SINGAPORE--It may have applied a huge dose of creativity to create the endless fairy tales and wondrous fantasies for kids and adults alike, but when it comes to the adoption of technology and IT security, Disneyland takes a strictly pragmatic approach.
The world-renowned theme park and entertainment resort implements technology only if it is able to derive real business value, said David Shek, senior analyst of IT security, Hong Kong Disneyland, in an interview with ZDNet Asia. In town this week as a speaker at the Secure IT conference, Shek oversees IT security at Hong Kong Disneyland and is responsible for the company's IT security policies and strategy.
"[At Disneyland], there's no such thing as an IT problem. It's always a business problem," he said, describing the approach to IT that his CIO adopts. "We believe that IT or IT security, by itself, has little value. It's how you apply IT in relation to the business that matters."
It is with this philosophy in mind that prompted Disneyland to take a closer look at its deployment of biometrics.
Hong Kong Disneyland this week launched a fingerprint scanning technology that would not require an overly tedious process of safeguarding its customers' fingerprint data and privacy.
Dubbed Ticket Tag, the ticketing system takes 50 points of a fingerprint--captured in numerical value-- and runs the numbers through an algorithm and adds encryption to it. The biometric system also detects physiological data "underneath the finger" to monitor blood flow and cartilages, so prosthetic or fake fingers are not allowed to pass through.
Shek said: "We didn't want to take the customer's entire fingerprint [image] and have to implement a security structure to properly protect that data." This, he said, also allows Disneyland to avoid having to deal with privacy concerns.
First deployed at Disneyland World in Florida, U.S., Ticket Tag is currently available to Hong Kong Disneyland's Annual Pass holders at two ticketing turnstiles at the park's entrance, Shek said. But, he added, the technology will eventually be implemented in every turnstile.
With Ticket Tag, Annual Pass holders no longer need to produce a photo ID card to authenticate their identity, he said, adding that this enhances the experience of the park's visitors. He noted that customers, who still have concerns about using their fingerprints, can choose to continue using a photo ID card as a form of identification.
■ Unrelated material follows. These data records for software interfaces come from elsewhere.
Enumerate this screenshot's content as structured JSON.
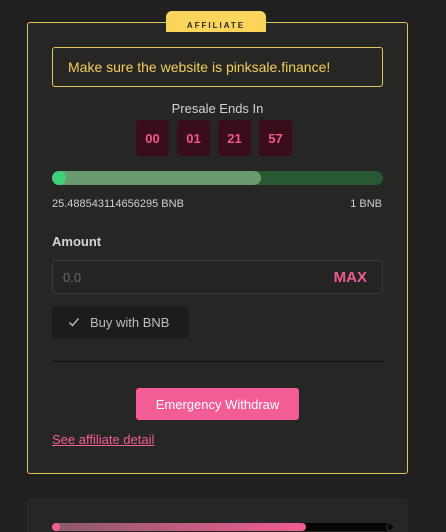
{
  "ribbon": {
    "text": "AFFILIATE",
    "icon": "percent-icon"
  },
  "warning": {
    "text": "Make sure the website is pinksale.finance!"
  },
  "presale": {
    "label": "Presale Ends In",
    "countdown": [
      "00",
      "01",
      "21",
      "57"
    ]
  },
  "progress": {
    "raised": "25.488543114656295 BNB",
    "cap": "1 BNB",
    "fraction": 0.63
  },
  "amount": {
    "label": "Amount",
    "placeholder": "0.0",
    "max_label": "MAX"
  },
  "buy": {
    "label": "Buy with BNB",
    "icon": "check-icon"
  },
  "emergency": {
    "label": "Emergency Withdraw"
  },
  "affiliate": {
    "link_text": "See affiliate detail"
  },
  "next_card": {
    "progress_fraction": 0.75
  },
  "colors": {
    "accent_pink": "#f25d95",
    "border_gold": "#e3c45a",
    "progress_green": "#275a33",
    "countdown_bg": "#3a0d1a"
  }
}
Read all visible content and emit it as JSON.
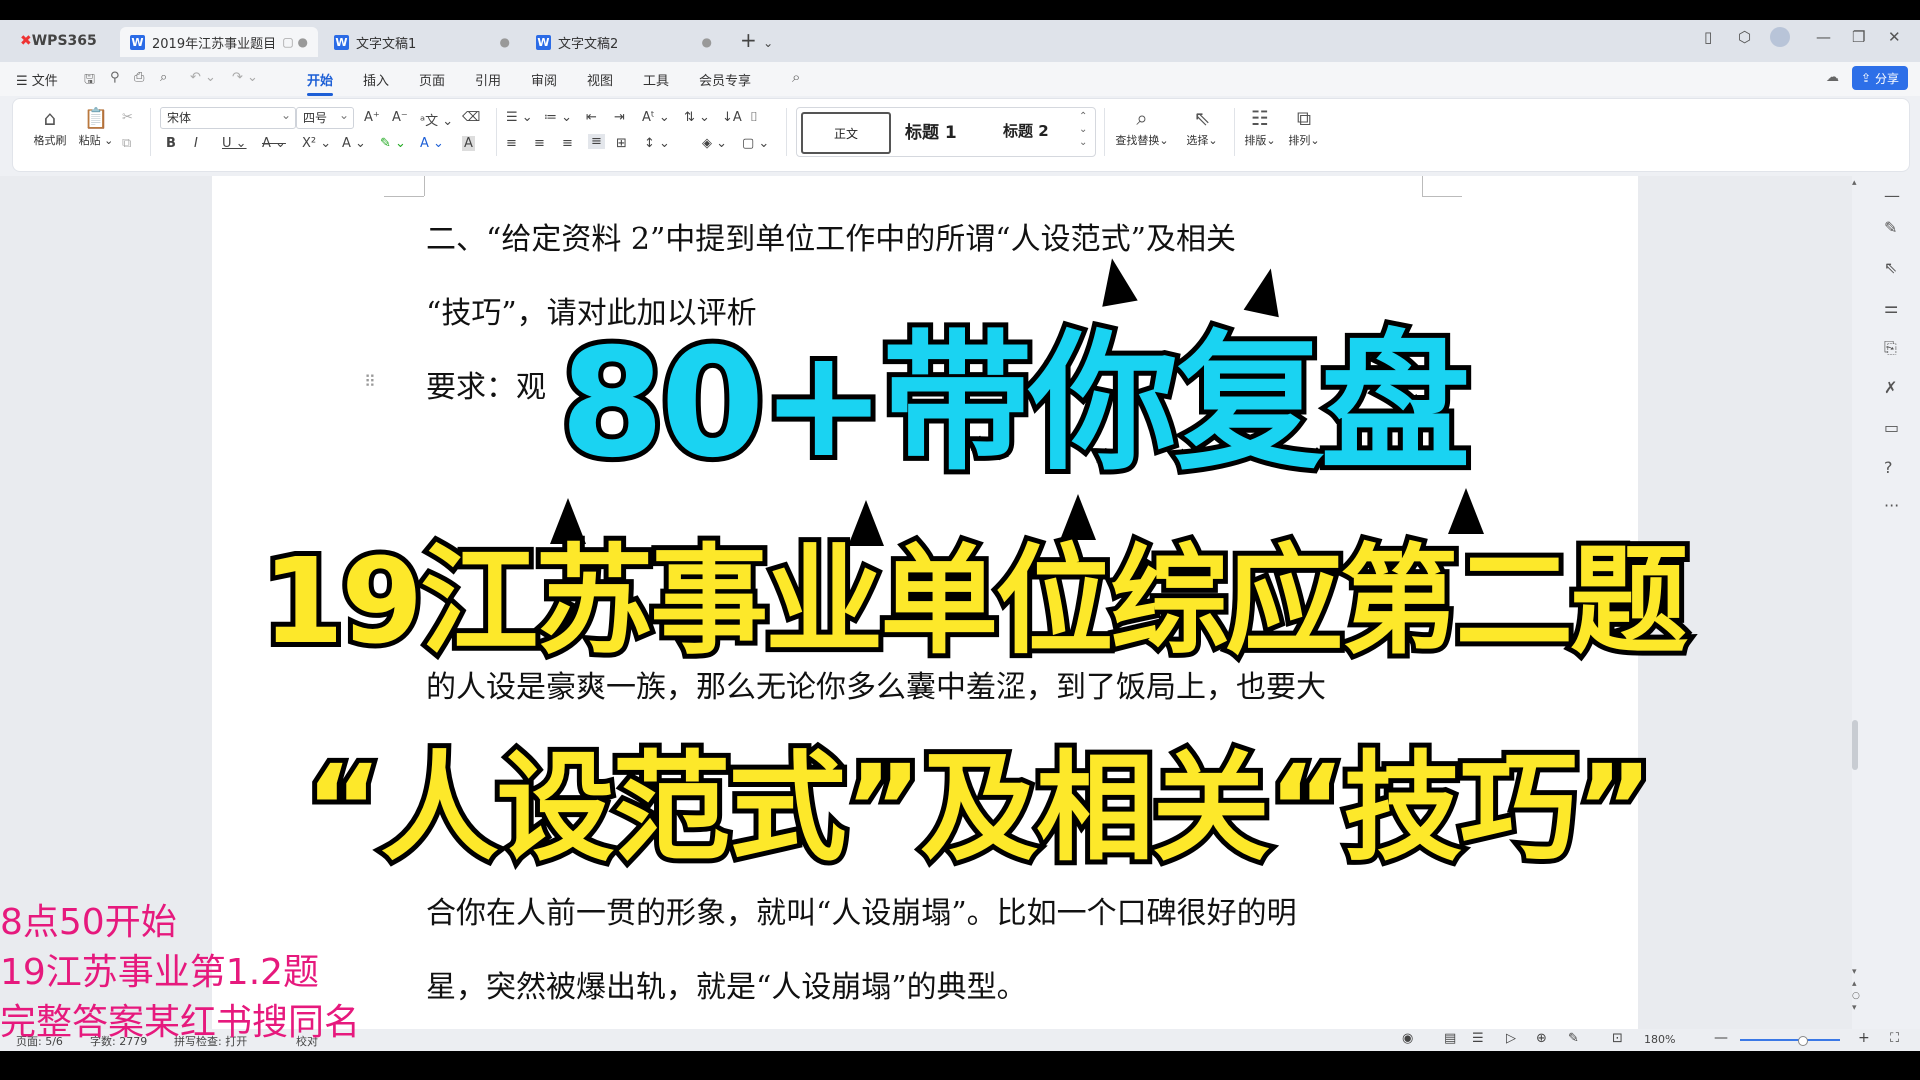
{
  "app": {
    "brand": "WPS365",
    "tabs": [
      {
        "label": "2019年江苏事业题目",
        "active": true
      },
      {
        "label": "文字文稿1",
        "active": false
      },
      {
        "label": "文字文稿2",
        "active": false
      }
    ],
    "new_tab": "+"
  },
  "menu": {
    "file": "文件",
    "items": [
      "开始",
      "插入",
      "页面",
      "引用",
      "审阅",
      "视图",
      "工具",
      "会员专享"
    ],
    "active": "开始",
    "share": "分享"
  },
  "ribbon": {
    "format_painter": "格式刷",
    "paste": "粘贴",
    "font_name": "宋体",
    "font_size": "四号",
    "style_normal": "正文",
    "style_h1": "标题 1",
    "style_h2": "标题 2",
    "find_replace": "查找替换",
    "select": "选择",
    "layout": "排版",
    "arrange": "排列"
  },
  "document": {
    "lines": [
      "二、“给定资料 2”中提到单位工作中的所谓“人设范式”及相关",
      "“技巧”，请对此加以评析",
      "要求：观",
      "的人设是豪爽一族，那么无论你多么囊中羞涩，到了饭局上，也要大",
      "合你在人前一贯的形象，就叫“人设崩塌”。比如一个口碑很好的明",
      "星，突然被爆出轨，就是“人设崩塌”的典型。"
    ]
  },
  "overlay": {
    "headline": "80+带你复盘",
    "subtitle": "19江苏事业单位综应第二题",
    "topic": "“人设范式”及相关“技巧”",
    "notes": [
      "8点50开始",
      "19江苏事业第1.2题",
      "完整答案某红书搜同名"
    ],
    "colors": {
      "headline": "#1ad3f2",
      "subtitle": "#fde82a",
      "notes": "#e6197d"
    }
  },
  "status": {
    "page": "页面: 5/6",
    "words": "字数: 2779",
    "spell": "拼写检查: 打开",
    "proof": "校对",
    "zoom": "180%"
  }
}
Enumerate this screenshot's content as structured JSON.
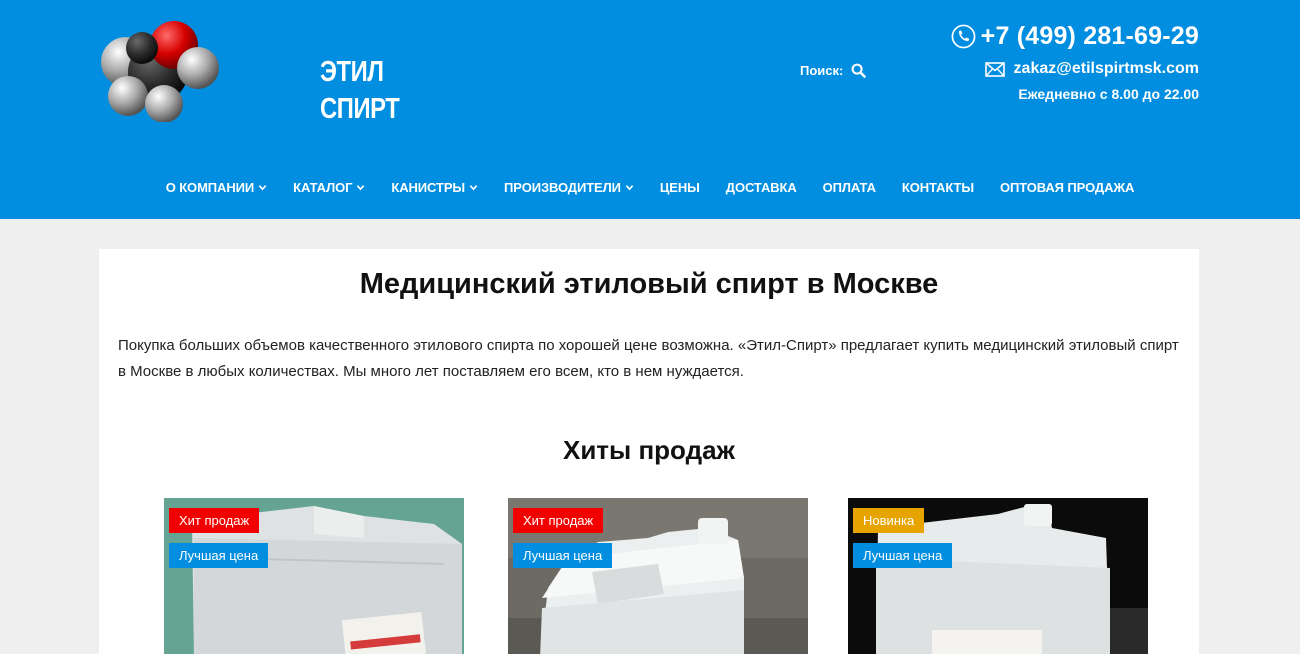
{
  "header": {
    "logo_line1": "ЭТИЛ",
    "logo_line2": "СПИРТ",
    "search_label": "Поиск:",
    "phone": "+7 (499) 281-69-29",
    "email": "zakaz@etilspirtmsk.com",
    "hours": "Ежедневно с 8.00 до 22.00"
  },
  "nav": [
    {
      "label": "О КОМПАНИИ",
      "has_dropdown": true
    },
    {
      "label": "КАТАЛОГ",
      "has_dropdown": true
    },
    {
      "label": "КАНИСТРЫ",
      "has_dropdown": true
    },
    {
      "label": "ПРОИЗВОДИТЕЛИ",
      "has_dropdown": true
    },
    {
      "label": "ЦЕНЫ",
      "has_dropdown": false
    },
    {
      "label": "ДОСТАВКА",
      "has_dropdown": false
    },
    {
      "label": "ОПЛАТА",
      "has_dropdown": false
    },
    {
      "label": "КОНТАКТЫ",
      "has_dropdown": false
    },
    {
      "label": "ОПТОВАЯ ПРОДАЖА",
      "has_dropdown": false
    }
  ],
  "main": {
    "title": "Медицинский этиловый спирт в Москве",
    "intro": "Покупка больших объемов качественного этилового спирта по хорошей цене возможна. «Этил-Спирт» предлагает купить медицинский этиловый спирт в Москве в любых количествах. Мы много лет поставляем его всем, кто в нем нуждается.",
    "section_title": "Хиты продаж",
    "products": [
      {
        "badges": [
          "Хит продаж",
          "Лучшая цена"
        ]
      },
      {
        "badges": [
          "Хит продаж",
          "Лучшая цена"
        ]
      },
      {
        "badges": [
          "Новинка",
          "Лучшая цена"
        ]
      }
    ]
  },
  "colors": {
    "brand_blue": "#018ee0",
    "badge_hit": "#f20000",
    "badge_new": "#e7a400",
    "page_bg": "#efefef"
  }
}
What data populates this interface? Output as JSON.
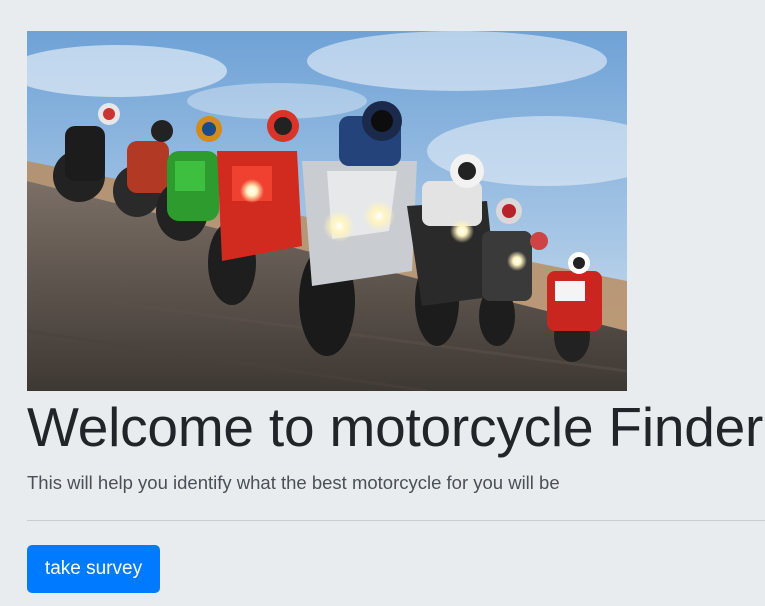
{
  "hero": {
    "image_icon": "motorcycle-racers-photo"
  },
  "main": {
    "title": "Welcome to motorcycle Finder",
    "lead": "This will help you identify what the best motorcycle for you will be",
    "button_label": "take survey"
  },
  "colors": {
    "background": "#e9ecef",
    "primary": "#007bff",
    "text": "#212529",
    "muted_text": "#495057"
  }
}
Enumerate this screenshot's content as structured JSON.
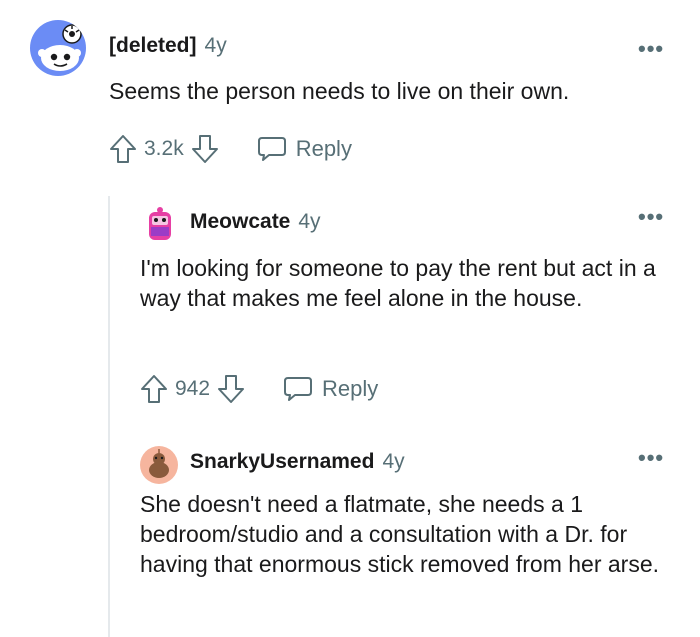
{
  "comments": [
    {
      "author": "[deleted]",
      "age": "4y",
      "text": "Seems the person needs to live on their own.",
      "score": "3.2k",
      "reply_label": "Reply",
      "more_label": "•••",
      "avatar_icon": "snoo-deleted-avatar"
    },
    {
      "author": "Meowcate",
      "age": "4y",
      "text": "I'm looking for someone to pay the rent but act in a way that makes me feel alone in the house.",
      "score": "942",
      "reply_label": "Reply",
      "more_label": "•••",
      "avatar_icon": "pink-snoo-avatar"
    },
    {
      "author": "SnarkyUsernamed",
      "age": "4y",
      "text": "She doesn't need a flatmate, she needs a 1 bedroom/studio and a consultation with a Dr. for having that enormous stick removed from her arse.",
      "more_label": "•••",
      "avatar_icon": "orange-snoo-avatar"
    }
  ],
  "colors": {
    "meta_gray": "#576f76",
    "text": "#1a1a1b",
    "thread_line": "#e5e9ec",
    "deleted_avatar_bg": "#6b8cf5",
    "snarky_avatar_bg": "#f6b59e"
  }
}
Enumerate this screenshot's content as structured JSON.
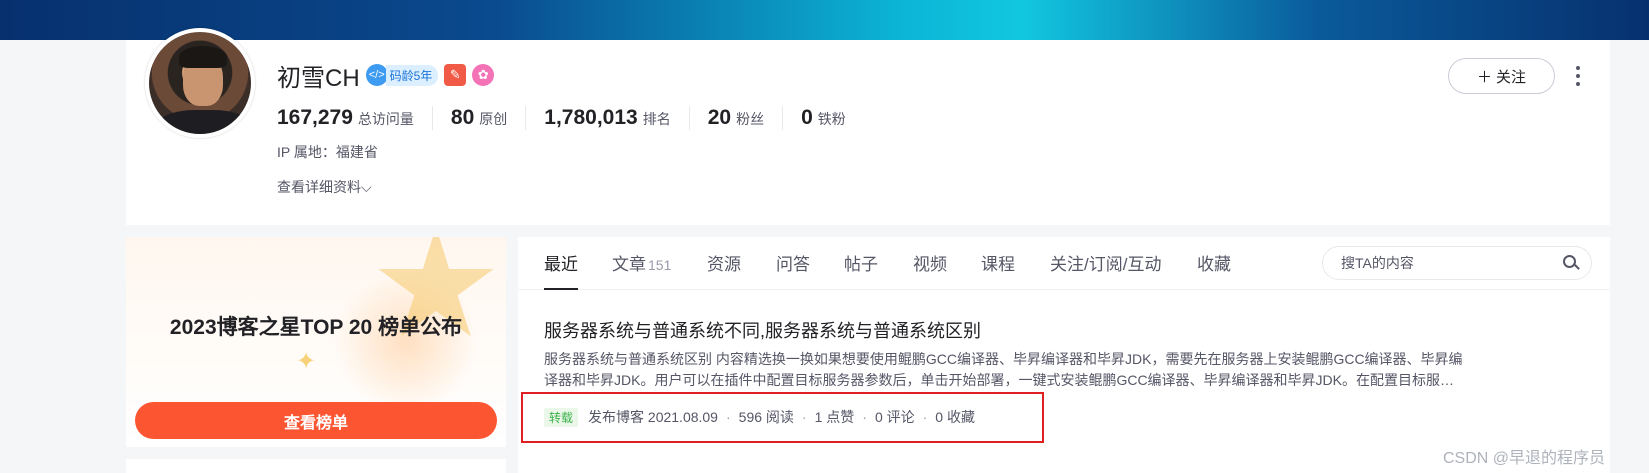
{
  "profile": {
    "name": "初雪CH",
    "code_age_icon": "</>",
    "code_age": "码龄5年",
    "stats": [
      {
        "value": "167,279",
        "label": "总访问量"
      },
      {
        "value": "80",
        "label": "原创"
      },
      {
        "value": "1,780,013",
        "label": "排名"
      },
      {
        "value": "20",
        "label": "粉丝"
      },
      {
        "value": "0",
        "label": "铁粉"
      }
    ],
    "ip_location": "IP 属地：福建省",
    "detail_link": "查看详细资料",
    "follow_label": "关注",
    "follow_icon": "＋",
    "detail_chevron": "⌵"
  },
  "promo": {
    "title": "2023博客之星TOP 20 榜单公布",
    "button": "查看榜单"
  },
  "tabs": [
    {
      "label": "最近",
      "count": ""
    },
    {
      "label": "文章",
      "count": "151"
    },
    {
      "label": "资源",
      "count": ""
    },
    {
      "label": "问答",
      "count": ""
    },
    {
      "label": "帖子",
      "count": ""
    },
    {
      "label": "视频",
      "count": ""
    },
    {
      "label": "课程",
      "count": ""
    },
    {
      "label": "关注/订阅/互动",
      "count": ""
    },
    {
      "label": "收藏",
      "count": ""
    }
  ],
  "search": {
    "placeholder": "搜TA的内容"
  },
  "article": {
    "title": "服务器系统与普通系统不同,服务器系统与普通系统区别",
    "desc_line1": "服务器系统与普通系统区别 内容精选换一换如果想要使用鲲鹏GCC编译器、毕昇编译器和毕昇JDK，需要先在服务器上安装鲲鹏GCC编译器、毕昇编",
    "desc_line2": "译器和毕昇JDK。用户可以在插件中配置目标服务器参数后，单击开始部署，一键式安装鲲鹏GCC编译器、毕昇编译器和毕昇JDK。在配置目标服…",
    "tag": "转载",
    "publish": "发布博客 2021.08.09",
    "reads": "596 阅读",
    "likes": "1 点赞",
    "comments": "0 评论",
    "favorites": "0 收藏",
    "separator": "·"
  },
  "watermark": "CSDN @早退的程序员",
  "colors": {
    "accent": "#fc5531",
    "highlight_border": "#e02020",
    "repost_tag": "#3cb34a"
  }
}
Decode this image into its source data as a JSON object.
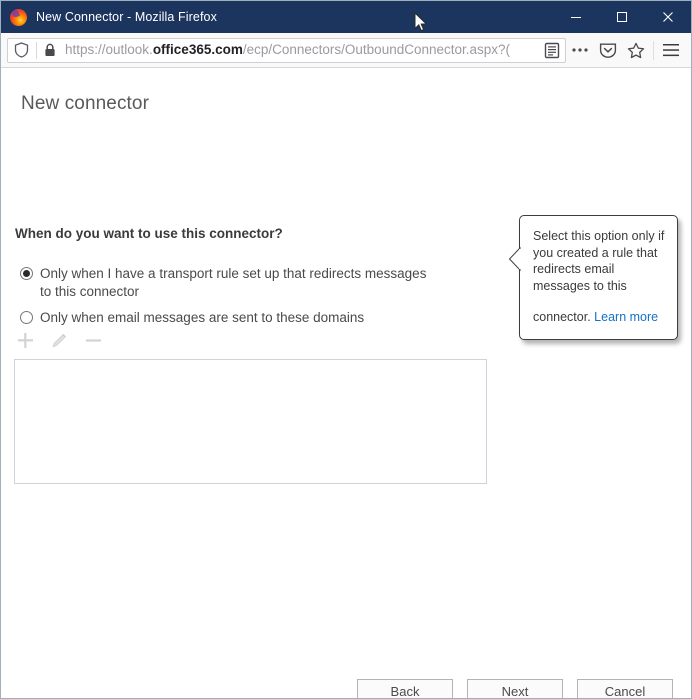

Officially opened in September 2005, Hong Kong Disneyland is the fifth and newest member of the Disneyland park family which, Shek said, has its advantages. For instance, it took the Hong Kong site just three years to be completed, when it usually takes five years to complete a Disneyland park.
"Advancements in IT had allowed us to build our site faster," Shek said. "We were also the most successful [in terms of our] implementation of IT, where no major [business] operation went wrong." This experience is unique, he added, compared to the other Disneyland sites which had to deal with some major ticketing and operational issues when they were first launched, and customers were affected.
"We were able to learn from the lessons that our other sites had to offer," he said. "We had teething problems, but they were small and our shows didn't have to stop [and customers didn't have to put up with any significant downtime]."
Spread across 126 hectares of reclaimed land, Hong Kong Disneyland is also the first site to adopt a fully converged Internet Protocol (IP) network--having no legacy systems to worry about, Shek said.
The Hong Kong park has some 80 IT professionals, supporting more than 100 servers and a gamut of the latest technologies, including VoIP (voice over IP), RFID (radio frequency identification) and Wi-Fi.